»»
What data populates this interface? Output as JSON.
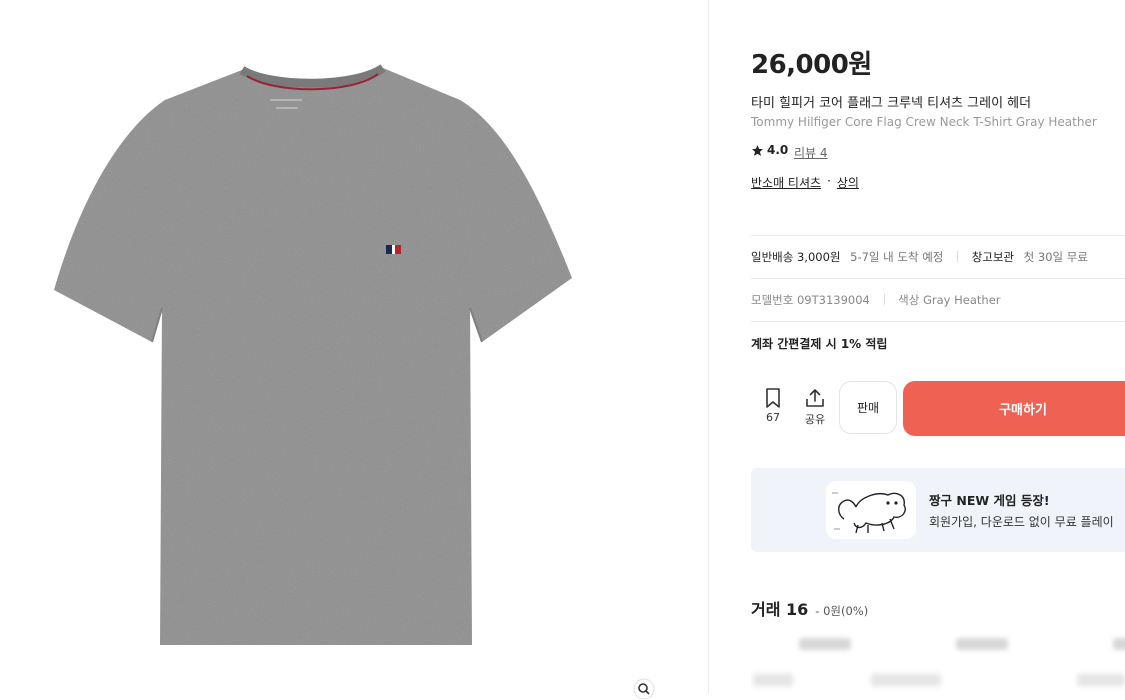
{
  "product": {
    "price": "26,000원",
    "name_ko": "타미 힐피거 코어 플래그 크루넥 티셔츠 그레이 헤더",
    "name_en": "Tommy Hilfiger Core Flag Crew Neck T-Shirt Gray Heather",
    "rating": "4.0",
    "review_label": "리뷰 4",
    "categories": [
      "반소매 티셔츠",
      "상의"
    ],
    "category_separator": "·"
  },
  "shipping": {
    "label": "일반배송 3,000원",
    "eta": "5-7일 내 도착 예정",
    "storage_label": "창고보관",
    "storage_note": "첫 30일 무료"
  },
  "details": {
    "model_label": "모델번호 09T3139004",
    "color_label": "색상 Gray Heather"
  },
  "points_note": "계좌 간편결제 시 1% 적립",
  "actions": {
    "bookmark_count": "67",
    "share_label": "공유",
    "sell_label": "판매",
    "buy_label": "구매하기"
  },
  "banner": {
    "title": "짱구 NEW 게임 등장!",
    "subtitle": "회원가입, 다운로드 없이 무료 플레이"
  },
  "trades": {
    "title": "거래 16",
    "change": "- 0원(0%)"
  },
  "colors": {
    "accent": "#ef6253",
    "tshirt": "#8f8f8f",
    "banner_bg": "#f0f3fa"
  },
  "icons": {
    "bookmark": "bookmark-icon",
    "share": "share-icon",
    "zoom": "zoom-icon",
    "star": "star-icon"
  }
}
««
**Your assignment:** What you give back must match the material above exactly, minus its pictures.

**Solution below:**
What data populates this interface? Output as JSON.
{
  "product": {
    "price": "26,000원",
    "name_ko": "타미 힐피거 코어 플래그 크루넥 티셔츠 그레이 헤더",
    "name_en": "Tommy Hilfiger Core Flag Crew Neck T-Shirt Gray Heather",
    "rating": "4.0",
    "review_label": "리뷰 4",
    "categories": [
      "반소매 티셔츠",
      "상의"
    ],
    "category_separator": "·"
  },
  "shipping": {
    "label": "일반배송 3,000원",
    "eta": "5-7일 내 도착 예정",
    "storage_label": "창고보관",
    "storage_note": "첫 30일 무료"
  },
  "details": {
    "model_label": "모델번호 09T3139004",
    "color_label": "색상 Gray Heather"
  },
  "points_note": "계좌 간편결제 시 1% 적립",
  "actions": {
    "bookmark_count": "67",
    "share_label": "공유",
    "sell_label": "판매",
    "buy_label": "구매하기"
  },
  "banner": {
    "title": "짱구 NEW 게임 등장!",
    "subtitle": "회원가입, 다운로드 없이 무료 플레이"
  },
  "trades": {
    "title": "거래 16",
    "change": "- 0원(0%)"
  },
  "colors": {
    "accent": "#ef6253",
    "tshirt": "#8f8f8f",
    "banner_bg": "#f0f3fa"
  },
  "icons": {
    "bookmark": "bookmark-icon",
    "share": "share-icon",
    "zoom": "zoom-icon",
    "star": "star-icon"
  }
}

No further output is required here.